New York’s Department of Financial Services, one of the most powerful state regulators in the country, has launched an investigation into Intuit, the maker of the leading tax preparation software TurboTax, according to a person familiar with the matter.
DFS is also investigating H&R Block and two other tax prep companies.
The agency served subpoenas to all four companies this week, seeking a wide range of documents about the Free File program and the companies’ marketing practices. The tax software industry has an agreement with the IRS promising to give free tax preparation and filing services to Americans who earn below $66,000 a year.
In a series of stories in recent weeks, ProPublica has detailed how the companies had a deliberate strategy to steer customers away from the free product and into paid versions in deceptive ways. The companies hid their free offerings from Google, and Intuit lied to some customers who sought refunds in the wake of the reporting.

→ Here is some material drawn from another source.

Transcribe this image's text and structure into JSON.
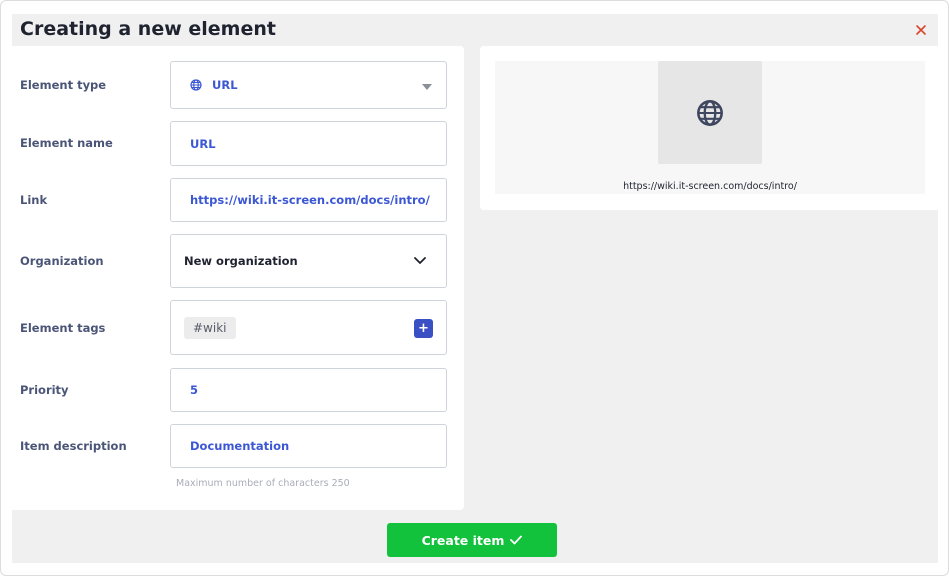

The investigation, which Gov. Andrew Cuomo called for last week, is being run out of the Department of Financial Services’ Consumer Protection and Financial Enforcement Division. The agency regulates financial services in New York state. Intuit also holds a license from the agency to be a money transmitter.
The Intuit subpoena seeks internal marketing materials that would shed light on the company’s purchase of Google ads on particular search terms as well as documents related to code that hid the TurboTax Free File page from search engines, the person said. It also seeks records that show how many New Yorkers used paid TurboTax products even though they were eligible for the Free File product.
Two other companies that signed on to the IRS’ Free File deal, TaxSlayer and Drake Software, which runs 1040.com, were also served with subpoenas. The companies have until May 30 to respond.
An Intuit spokesman said “we will be cooperating with the agency’s review.” An H&R Block spokeswoman said that “we review and respond to all subpoenas we receive.” Spokespeople for the other two companies didn’t immediately respond to requests for comment.
The New York subpoenas follow lawsuits that were filed privately in California and by the Los Angeles city attorney against the tax software companies in recent weeks.